— Exercise description —
Without the pictures, output the records below exactly as they are.

══════════════════════════════

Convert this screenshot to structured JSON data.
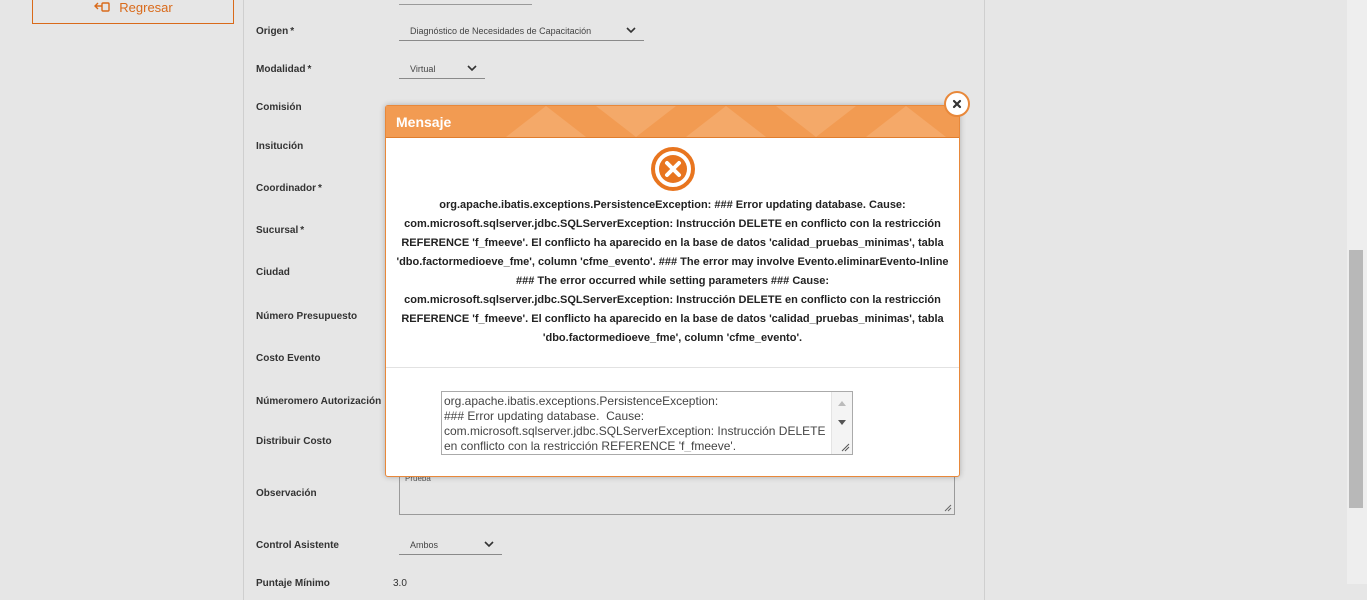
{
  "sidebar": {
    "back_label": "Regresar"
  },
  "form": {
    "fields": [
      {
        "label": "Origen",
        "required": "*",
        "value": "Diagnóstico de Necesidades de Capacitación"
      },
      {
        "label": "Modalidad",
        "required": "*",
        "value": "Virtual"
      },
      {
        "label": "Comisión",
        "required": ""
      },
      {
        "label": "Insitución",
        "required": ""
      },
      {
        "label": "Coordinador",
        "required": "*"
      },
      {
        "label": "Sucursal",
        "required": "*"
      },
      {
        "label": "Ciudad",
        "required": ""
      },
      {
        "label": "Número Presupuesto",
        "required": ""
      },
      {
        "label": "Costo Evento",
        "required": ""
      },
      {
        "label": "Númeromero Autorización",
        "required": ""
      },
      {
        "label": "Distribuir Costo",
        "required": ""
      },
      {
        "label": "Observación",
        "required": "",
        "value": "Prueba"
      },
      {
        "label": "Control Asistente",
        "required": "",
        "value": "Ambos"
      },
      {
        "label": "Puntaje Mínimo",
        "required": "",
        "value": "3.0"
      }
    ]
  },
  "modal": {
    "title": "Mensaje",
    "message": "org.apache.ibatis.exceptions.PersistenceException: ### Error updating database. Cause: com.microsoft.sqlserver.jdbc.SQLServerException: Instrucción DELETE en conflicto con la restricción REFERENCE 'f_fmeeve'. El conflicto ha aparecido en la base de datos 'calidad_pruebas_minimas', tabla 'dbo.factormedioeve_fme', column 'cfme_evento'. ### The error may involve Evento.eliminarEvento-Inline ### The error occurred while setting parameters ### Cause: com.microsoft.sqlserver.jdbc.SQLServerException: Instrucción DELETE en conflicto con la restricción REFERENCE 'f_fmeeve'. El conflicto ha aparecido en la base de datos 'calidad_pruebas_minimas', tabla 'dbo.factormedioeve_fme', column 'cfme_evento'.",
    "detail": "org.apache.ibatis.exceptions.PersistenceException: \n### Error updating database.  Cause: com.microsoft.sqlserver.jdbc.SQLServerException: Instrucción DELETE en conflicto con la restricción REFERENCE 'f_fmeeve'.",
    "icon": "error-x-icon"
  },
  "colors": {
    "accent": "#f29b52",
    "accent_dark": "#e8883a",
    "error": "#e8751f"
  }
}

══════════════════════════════

— Answer for the task —
Convert this screenshot to structured JSON data.
{
  "sidebar": {
    "back_label": "Regresar"
  },
  "form": {
    "fields": [
      {
        "label": "Origen",
        "required": "*",
        "value": "Diagnóstico de Necesidades de Capacitación"
      },
      {
        "label": "Modalidad",
        "required": "*",
        "value": "Virtual"
      },
      {
        "label": "Comisión",
        "required": ""
      },
      {
        "label": "Insitución",
        "required": ""
      },
      {
        "label": "Coordinador",
        "required": "*"
      },
      {
        "label": "Sucursal",
        "required": "*"
      },
      {
        "label": "Ciudad",
        "required": ""
      },
      {
        "label": "Número Presupuesto",
        "required": ""
      },
      {
        "label": "Costo Evento",
        "required": ""
      },
      {
        "label": "Númeromero Autorización",
        "required": ""
      },
      {
        "label": "Distribuir Costo",
        "required": ""
      },
      {
        "label": "Observación",
        "required": "",
        "value": "Prueba"
      },
      {
        "label": "Control Asistente",
        "required": "",
        "value": "Ambos"
      },
      {
        "label": "Puntaje Mínimo",
        "required": "",
        "value": "3.0"
      }
    ]
  },
  "modal": {
    "title": "Mensaje",
    "message": "org.apache.ibatis.exceptions.PersistenceException: ### Error updating database. Cause: com.microsoft.sqlserver.jdbc.SQLServerException: Instrucción DELETE en conflicto con la restricción REFERENCE 'f_fmeeve'. El conflicto ha aparecido en la base de datos 'calidad_pruebas_minimas', tabla 'dbo.factormedioeve_fme', column 'cfme_evento'. ### The error may involve Evento.eliminarEvento-Inline ### The error occurred while setting parameters ### Cause: com.microsoft.sqlserver.jdbc.SQLServerException: Instrucción DELETE en conflicto con la restricción REFERENCE 'f_fmeeve'. El conflicto ha aparecido en la base de datos 'calidad_pruebas_minimas', tabla 'dbo.factormedioeve_fme', column 'cfme_evento'.",
    "detail": "org.apache.ibatis.exceptions.PersistenceException: \n### Error updating database.  Cause: com.microsoft.sqlserver.jdbc.SQLServerException: Instrucción DELETE en conflicto con la restricción REFERENCE 'f_fmeeve'.",
    "icon": "error-x-icon"
  },
  "colors": {
    "accent": "#f29b52",
    "accent_dark": "#e8883a",
    "error": "#e8751f"
  }
}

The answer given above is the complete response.